■ WHAT IS EXPECTED:
Word for word, print all of the lines below.

■ AVAILABLE RECORDS:
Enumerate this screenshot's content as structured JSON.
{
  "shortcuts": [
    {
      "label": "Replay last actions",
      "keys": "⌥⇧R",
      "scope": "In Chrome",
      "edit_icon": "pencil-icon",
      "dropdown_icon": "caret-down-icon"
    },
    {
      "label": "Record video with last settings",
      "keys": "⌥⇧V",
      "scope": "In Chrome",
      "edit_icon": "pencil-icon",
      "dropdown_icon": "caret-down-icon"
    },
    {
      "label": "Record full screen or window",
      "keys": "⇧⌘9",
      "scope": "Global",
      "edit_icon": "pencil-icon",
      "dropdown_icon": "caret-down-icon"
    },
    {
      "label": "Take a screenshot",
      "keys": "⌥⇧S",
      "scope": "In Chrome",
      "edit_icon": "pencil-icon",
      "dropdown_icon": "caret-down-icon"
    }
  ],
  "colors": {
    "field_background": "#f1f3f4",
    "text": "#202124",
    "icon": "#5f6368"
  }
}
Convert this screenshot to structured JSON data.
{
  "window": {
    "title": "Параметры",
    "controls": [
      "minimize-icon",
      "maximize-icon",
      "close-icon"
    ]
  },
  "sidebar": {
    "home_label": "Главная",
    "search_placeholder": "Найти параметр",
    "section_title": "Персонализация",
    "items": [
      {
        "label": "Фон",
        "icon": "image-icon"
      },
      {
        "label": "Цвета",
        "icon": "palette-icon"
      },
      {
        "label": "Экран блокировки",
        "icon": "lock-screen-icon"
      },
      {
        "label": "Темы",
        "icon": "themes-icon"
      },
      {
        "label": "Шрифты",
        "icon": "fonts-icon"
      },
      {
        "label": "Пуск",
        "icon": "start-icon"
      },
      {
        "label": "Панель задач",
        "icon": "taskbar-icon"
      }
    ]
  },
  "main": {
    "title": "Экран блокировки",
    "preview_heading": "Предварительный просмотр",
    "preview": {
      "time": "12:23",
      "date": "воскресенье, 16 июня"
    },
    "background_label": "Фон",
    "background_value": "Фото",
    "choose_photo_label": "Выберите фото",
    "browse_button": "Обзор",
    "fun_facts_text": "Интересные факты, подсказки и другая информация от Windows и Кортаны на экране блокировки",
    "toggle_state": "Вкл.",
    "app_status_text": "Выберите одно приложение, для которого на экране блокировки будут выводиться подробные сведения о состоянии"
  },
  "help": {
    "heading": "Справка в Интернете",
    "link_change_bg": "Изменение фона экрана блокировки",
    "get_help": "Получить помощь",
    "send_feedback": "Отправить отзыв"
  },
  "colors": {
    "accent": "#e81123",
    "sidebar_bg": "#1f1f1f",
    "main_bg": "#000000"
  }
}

■ OUTPUT OF THE TASK:
Enumerate this screenshot's content as structured JSON.
{
  "shortcuts": [
    {
      "label": "Replay last actions",
      "keys": "⌥⇧R",
      "scope": "In Chrome",
      "edit_icon": "pencil-icon",
      "dropdown_icon": "caret-down-icon"
    },
    {
      "label": "Record video with last settings",
      "keys": "⌥⇧V",
      "scope": "In Chrome",
      "edit_icon": "pencil-icon",
      "dropdown_icon": "caret-down-icon"
    },
    {
      "label": "Record full screen or window",
      "keys": "⇧⌘9",
      "scope": "Global",
      "edit_icon": "pencil-icon",
      "dropdown_icon": "caret-down-icon"
    },
    {
      "label": "Take a screenshot",
      "keys": "⌥⇧S",
      "scope": "In Chrome",
      "edit_icon": "pencil-icon",
      "dropdown_icon": "caret-down-icon"
    }
  ],
  "colors": {
    "field_background": "#f1f3f4",
    "text": "#202124",
    "icon": "#5f6368"
  }
}
Convert this screenshot to structured JSON data.
{
  "window": {
    "title": "Параметры",
    "controls": [
      "minimize-icon",
      "maximize-icon",
      "close-icon"
    ]
  },
  "sidebar": {
    "home_label": "Главная",
    "search_placeholder": "Найти параметр",
    "section_title": "Персонализация",
    "items": [
      {
        "label": "Фон",
        "icon": "image-icon"
      },
      {
        "label": "Цвета",
        "icon": "palette-icon"
      },
      {
        "label": "Экран блокировки",
        "icon": "lock-screen-icon"
      },
      {
        "label": "Темы",
        "icon": "themes-icon"
      },
      {
        "label": "Шрифты",
        "icon": "fonts-icon"
      },
      {
        "label": "Пуск",
        "icon": "start-icon"
      },
      {
        "label": "Панель задач",
        "icon": "taskbar-icon"
      }
    ]
  },
  "main": {
    "title": "Экран блокировки",
    "preview_heading": "Предварительный просмотр",
    "preview": {
      "time": "12:23",
      "date": "воскресенье, 16 июня"
    },
    "background_label": "Фон",
    "background_value": "Фото",
    "choose_photo_label": "Выберите фото",
    "browse_button": "Обзор",
    "fun_facts_text": "Интересные факты, подсказки и другая информация от Windows и Кортаны на экране блокировки",
    "toggle_state": "Вкл.",
    "app_status_text": "Выберите одно приложение, для которого на экране блокировки будут выводиться подробные сведения о состоянии"
  },
  "help": {
    "heading": "Справка в Интернете",
    "link_change_bg": "Изменение фона экрана блокировки",
    "get_help": "Получить помощь",
    "send_feedback": "Отправить отзыв"
  },
  "colors": {
    "accent": "#e81123",
    "sidebar_bg": "#1f1f1f",
    "main_bg": "#000000"
  }
}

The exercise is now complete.